Supporters of President Barack Obama and Mitt Romney, the Republican challenger, don’t agree on much, but both strongly support early voting.
The two campaigns had separate press conferences Tuesday outside the Mahoning County Board of Elections to criticize the opposition, praise their candidate and urge people to vote early.
“Let’s get the early vote out,” said Kansas Gov. Sam Brownback, a Republican who stopped in Youngstown as part of the “Commit to Mitt Early Vote Express Tour.”
“Frankly, the other side has beaten us too often on the ground game,” Brownback said. “We’ve not been good at it, but this time around, the numbers really favor us.”
Also, members of the United Auto Workers, including Bob King, its national president, urged people to vote early at a rally. About 125 people, several of whom are UAW members, attended the event in support of Obama and other Democrats.
“The early vote is going to be a major key in this election,” said Ken Lortz, director of UAW’s Region 2B, which includes all of Ohio and Indiana. “It’s extremely important.”
As of Tuesday, the Mahoning County Board of Elections had received requests from 29,238 people for mail-in ballots with 22,017 of them already returning their ballots. Also, 5,375 people have voted in-person at the elections board in Oakhill Renaissance Place on Oak Hill Avenue in Youngstown.
In total, the county has 27,392 people who have voted by mail or in-person at the board so far.
Of those who have requested absentee ballots or have voted in person, 12,507 are Democrats and 3,962 are Republicans; the remaining 18,144 are overwhelmingly independents, with a very small number being members of a third political party such as Green and Libertarian, according to elections officials.
Breaking down the in-person voters, 2,635 are Democrats, 555 Republicans and 2,185 are independents combined with a very small number of third-party members.
During the 2008 presidential election, 41,225 people voted early by mail and at the board before Election Day, about 32 percent of those who voted in that election.
Though there are about 8,000 fewer registered voters in the county this year compared with 2008 and no weekend voting for this election, except during the last weekend before the Nov. 6 election, there will definitely be more people voting early in this election than in 2008, said board Director Joyce Kale-Pesta.
The board is averaging about 320 to 350 early-voters a day with that number jumping to 491 on Monday, when extended in-person hours began, Kale-Pesta said.

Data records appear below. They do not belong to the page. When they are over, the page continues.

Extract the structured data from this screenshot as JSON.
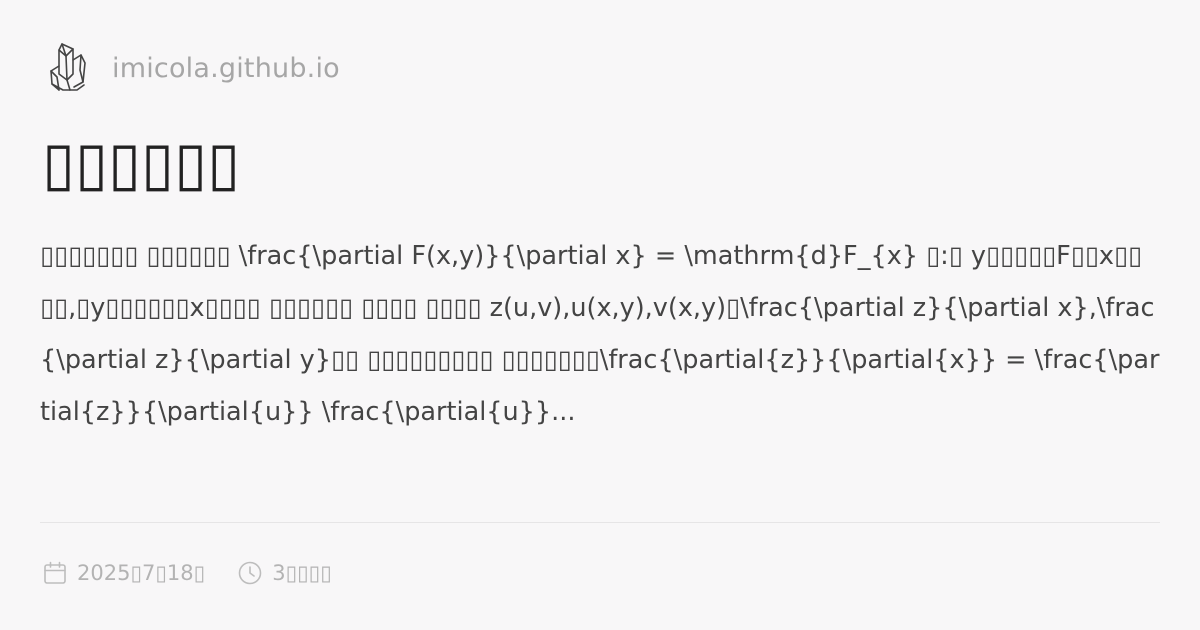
{
  "site": {
    "logo_icon": "crystal-cluster-logo",
    "name": "imicola.github.io"
  },
  "post": {
    "title": "▯▯▯▯▯▯",
    "excerpt": "▯▯▯▯▯▯▯ ▯▯▯▯▯▯ \\frac{\\partial F(x,y)}{\\partial x} = \\mathrm{d}F_{x} ▯:▯ y▯▯▯▯▯F▯▯x▯▯ ▯▯,▯y▯▯▯▯▯▯x▯▯▯▯ ▯▯▯▯▯▯ ▯▯▯▯ ▯▯▯▯ z(u,v),u(x,y),v(x,y)▯\\frac{\\partial z}{\\partial x},\\frac{\\partial z}{\\partial y}▯▯ ▯▯▯▯▯▯▯▯▯ ▯▯▯▯▯▯▯\\frac{\\partial{z}}{\\partial{x}} = \\frac{\\partial{z}}{\\partial{u}} \\frac{\\partial{u}}..."
  },
  "meta": {
    "date_icon": "calendar-icon",
    "date": "2025▯7▯18▯",
    "read_time_icon": "clock-icon",
    "read_time": "3▯▯▯▯"
  },
  "colors": {
    "background": "#f8f7f8",
    "title": "#222222",
    "body_text": "#444444",
    "muted": "#a6a6a6"
  }
}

More than 3,000 people voted in 2008 on the final Saturday, Sunday and Monday at the board.
Of the county’s 170,105 registered voters, 43,682 are Democrats, 17,554 are Republicans, and the remaining 108,869 are independents with a small number third-party members.

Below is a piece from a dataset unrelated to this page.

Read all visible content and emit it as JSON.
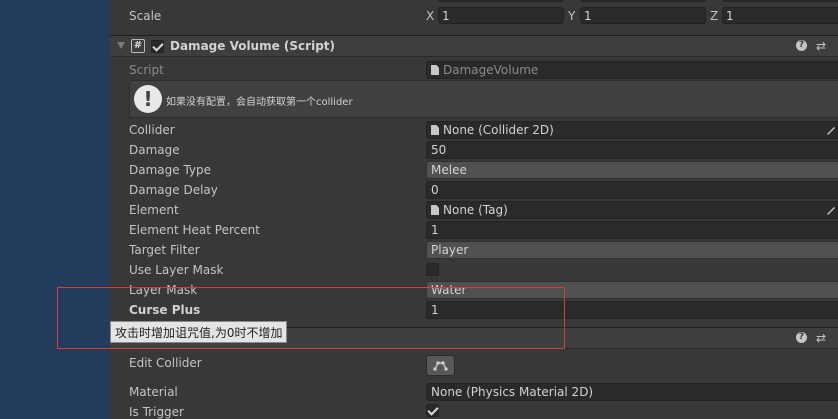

When asked about Monday’s debate between Obama and Romney, the surrogates for the candidates had different views.
Obama proved he is “so knowledgeable on foreign affairs,” and that he is a “real strong leader,” King said.
The UAW president praised Obama for rescuing the auto industry.
“Ohio would still be in a deep recession if it was not for President Obama standing behind American companies and standing behind American workers,” King said.
Earlier Tuesday, Brownback said Romney “really cleaned up” in the debate and “he looked like the president much more than the president.”
Romney’s key point during the debate was “you can’t have a strong foreign policy without a strong economy,” Brownback said. “You’ve got to have that strong economy. It’s a very fundamental basis for our foreign policy.”
Brownback said Romney “pointed out the problems with the presidency” with Obama’s policies producing a “bad economy and a weak foreign policy.”
King criticized Romney for “changing his story on the auto industry every time he talks.”
Without the auto bailout, “Ohio would still be in a deep recession if it was not for President Obama standing behind American companies and standing behind American workers,” King said.